The two key methods I use to manage behaviour are modelling of appropriate behaviour and natural consequences.
Too often I seem to encounter adults that present opinions that imply children are naturally malevolent and not just small human beings. Unfortuately and ironically this ideas is prevalent amongst adults working in the mainstream education system. I have lost count of the number of times colleagues have talked of children with an ‘us versus them’ mentality. The ‘do as I say, not as I do’ approach is not an appropriate way of securing and developing appropriate behaviours. When it does work it is typically because the child fears the consequences that will be imposed on them by the adult if they do not comply and display the desired behaviour.
Modelling behaviour, as the name implies, consists of imitating the behaviour we would like the child to acquire. Children reflect what is around them, it’s that simple. This is summarised nicely in the poem Children Learn What They Live by Dorothy Nolte.
If children live with criticism, they learn to condemn.
If children live with hostility, they learn to fight.
If children live with fear, they learn to be apprehensive.
If children live with pity, they learn to feel sorry for themselves.
If children live with ridicule, they learn to feel shy.
If children live with jealousy, they learn to feel envy.
If children live with shame, they learn to feel guilty.
If children live with encouragement, they learn confidence.
If children live with tolerance, they learn patience.
If children live with praise, they learn appreciation.
If children live with acceptance, they learn to love.
If children live with approval, they learn to like themselves.
If children live with recognition, they learn it is good to have a goal.
If children live with sharing, they learn generosity.
If children live with honesty, they learn truthfulness.
If children live with fairness, they learn justice.
If children live with kindness and consideration, they learn respect.
If children live with security, they learn to have faith in themselves and in those about them.
If children live with friendliness, they learn the world is a nice place in which to live.
I am in firm agreement with author Alfie Kohn that both punishments and rewards are ways of manipulating behaviour that destroy the potential for real learning. I believe children learn far better through experience of natural consequences – anything that happens naturally, with no adult interference. When you stand in the rain you get wet.
When children behave poorly or make poor choices avoid lecturing them. In the entire history of humankind I do not think anyone has every responded positively to the phrase “I told you so”. Show empathy for the situation they are in – “You’re soaking wet, that must be uncomfortable”. Validate their feelings – “It sounds like that must have been upsetting”. Offer suggestions that may help but don’t rescue them – “Standing close to the fire would warm and dry you.”
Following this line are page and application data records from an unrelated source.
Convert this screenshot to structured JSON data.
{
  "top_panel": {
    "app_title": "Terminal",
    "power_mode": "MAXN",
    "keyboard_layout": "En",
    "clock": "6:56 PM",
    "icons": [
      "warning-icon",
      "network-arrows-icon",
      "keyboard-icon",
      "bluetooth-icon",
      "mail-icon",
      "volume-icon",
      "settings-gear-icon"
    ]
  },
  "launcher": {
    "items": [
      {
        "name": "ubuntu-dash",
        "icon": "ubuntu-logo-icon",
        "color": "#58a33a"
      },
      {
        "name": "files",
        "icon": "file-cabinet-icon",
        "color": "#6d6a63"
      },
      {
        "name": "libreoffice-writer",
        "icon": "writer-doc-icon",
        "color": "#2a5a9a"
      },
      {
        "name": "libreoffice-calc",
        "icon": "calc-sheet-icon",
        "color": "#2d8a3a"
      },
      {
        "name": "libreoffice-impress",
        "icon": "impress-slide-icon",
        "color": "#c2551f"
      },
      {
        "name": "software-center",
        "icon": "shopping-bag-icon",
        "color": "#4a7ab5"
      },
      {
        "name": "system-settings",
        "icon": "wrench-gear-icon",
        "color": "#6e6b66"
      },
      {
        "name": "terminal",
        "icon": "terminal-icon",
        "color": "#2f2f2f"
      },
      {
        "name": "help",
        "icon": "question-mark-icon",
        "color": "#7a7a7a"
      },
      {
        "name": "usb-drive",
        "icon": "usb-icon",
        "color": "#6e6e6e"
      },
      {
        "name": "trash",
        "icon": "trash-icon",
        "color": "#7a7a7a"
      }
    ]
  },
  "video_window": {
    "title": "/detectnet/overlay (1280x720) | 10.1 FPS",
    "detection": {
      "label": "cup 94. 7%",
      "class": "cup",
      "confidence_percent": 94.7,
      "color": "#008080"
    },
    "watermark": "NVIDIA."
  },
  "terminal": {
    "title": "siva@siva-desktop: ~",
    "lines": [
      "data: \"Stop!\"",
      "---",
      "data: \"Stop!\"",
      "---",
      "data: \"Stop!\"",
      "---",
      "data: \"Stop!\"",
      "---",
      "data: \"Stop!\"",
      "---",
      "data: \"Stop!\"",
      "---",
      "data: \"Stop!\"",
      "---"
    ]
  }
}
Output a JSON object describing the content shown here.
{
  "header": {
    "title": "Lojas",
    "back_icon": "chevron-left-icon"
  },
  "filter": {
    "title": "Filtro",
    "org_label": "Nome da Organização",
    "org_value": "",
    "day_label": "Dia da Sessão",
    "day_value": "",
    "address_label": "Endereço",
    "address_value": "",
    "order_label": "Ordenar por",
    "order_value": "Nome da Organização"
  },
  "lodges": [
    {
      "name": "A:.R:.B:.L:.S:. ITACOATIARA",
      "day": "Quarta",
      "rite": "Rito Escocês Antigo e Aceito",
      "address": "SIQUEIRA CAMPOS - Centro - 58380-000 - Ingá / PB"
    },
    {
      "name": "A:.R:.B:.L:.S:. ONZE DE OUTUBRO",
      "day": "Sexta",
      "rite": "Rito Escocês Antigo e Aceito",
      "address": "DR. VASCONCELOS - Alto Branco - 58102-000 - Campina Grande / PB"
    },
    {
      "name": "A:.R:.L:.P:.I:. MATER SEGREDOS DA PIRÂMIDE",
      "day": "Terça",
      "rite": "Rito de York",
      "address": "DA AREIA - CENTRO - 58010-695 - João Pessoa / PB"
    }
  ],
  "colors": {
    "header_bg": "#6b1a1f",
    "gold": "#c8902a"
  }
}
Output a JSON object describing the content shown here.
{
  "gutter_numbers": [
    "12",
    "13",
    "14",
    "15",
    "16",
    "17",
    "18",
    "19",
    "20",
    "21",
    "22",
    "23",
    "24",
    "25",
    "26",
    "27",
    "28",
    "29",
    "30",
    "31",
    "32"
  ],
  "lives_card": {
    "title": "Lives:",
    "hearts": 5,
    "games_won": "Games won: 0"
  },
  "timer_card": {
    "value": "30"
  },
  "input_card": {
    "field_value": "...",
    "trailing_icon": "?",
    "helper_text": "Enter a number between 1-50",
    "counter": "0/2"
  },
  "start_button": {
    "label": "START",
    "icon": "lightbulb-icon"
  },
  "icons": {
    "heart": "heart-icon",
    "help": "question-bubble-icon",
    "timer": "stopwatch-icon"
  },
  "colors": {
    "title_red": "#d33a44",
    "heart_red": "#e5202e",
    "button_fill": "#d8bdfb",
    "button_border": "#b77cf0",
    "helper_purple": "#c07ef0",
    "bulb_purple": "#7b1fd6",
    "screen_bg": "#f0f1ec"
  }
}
There are some situations when natural consequences are obviously not appropriate. A child wanting to jump from a significant height should not be allowed to experience the natural consequences for example. Natural consequences should not interfere with the rights and safety of others, a child should not be allowed to throw stones at another child for example. Care should also be exercised as some children will not perceive the long term consequences of certain actions like not brushing the teeth or regularly eating junk food. It would be appropriate to allow the natural consequences of these types of action.
Intrinsic motivation refers to behaviours that are carried out in order to achieve an internal reward rather than some external reward. Activities are considered to be intrinsically motivated if they are performed because the individual enjoys them or has an interest in them and wants to be better at or learn more about them. This is in contract to extrinsic motivation in which actions are performed in order to earn an external reward or to avoid punishment of some form.
Intrinsically motivated activities create positive emotions for the individual and create give a sense of meaning, progress or competence. It is widely believed that people learn and develop far more and far more effectively when intrinsically motivated.
The child led approach to forest school where children are free to opt in and out of activities supports participation in intrinsically motivated activities. This approach is far more likely to support positive behaviour and children have no need to protest or rebel against activities that are not interested in taking part in.
This child led approach does not devolve the leader of responsibility. It is the job of the forest school leader to provide opportunities that provide:
- Challenge: Activities should be planned that provide an achievable level of challenge to learners. Too easy and they will achieve little reward for completion. Too difficult and you risk negative impact on self confidence. Activities should be planned so they can be adapted on the fly to provide an appropriate challenge.
- Curiosity: Sessions should be planned with a variety of activities and experiences and in a way that supports different learning styles. This will increase the chance of something in the session grabbing the curiosity of the learner.
- Control: All people, children included, want control over themselves and their environment. Ensuring learners are listened to and allowing children to take ownership of sessions supports a feeling of control.
- Cooperation and Competition: Offer opportunities for learners to work together in pairs or groups both in co-operation with each other and in competitive games and activities where they are able to compare their own performance to that of others.
- Recognition: Learners enjoy having their achievements recognised by others. Positive feedback and celebrating successes can increase internal motivation.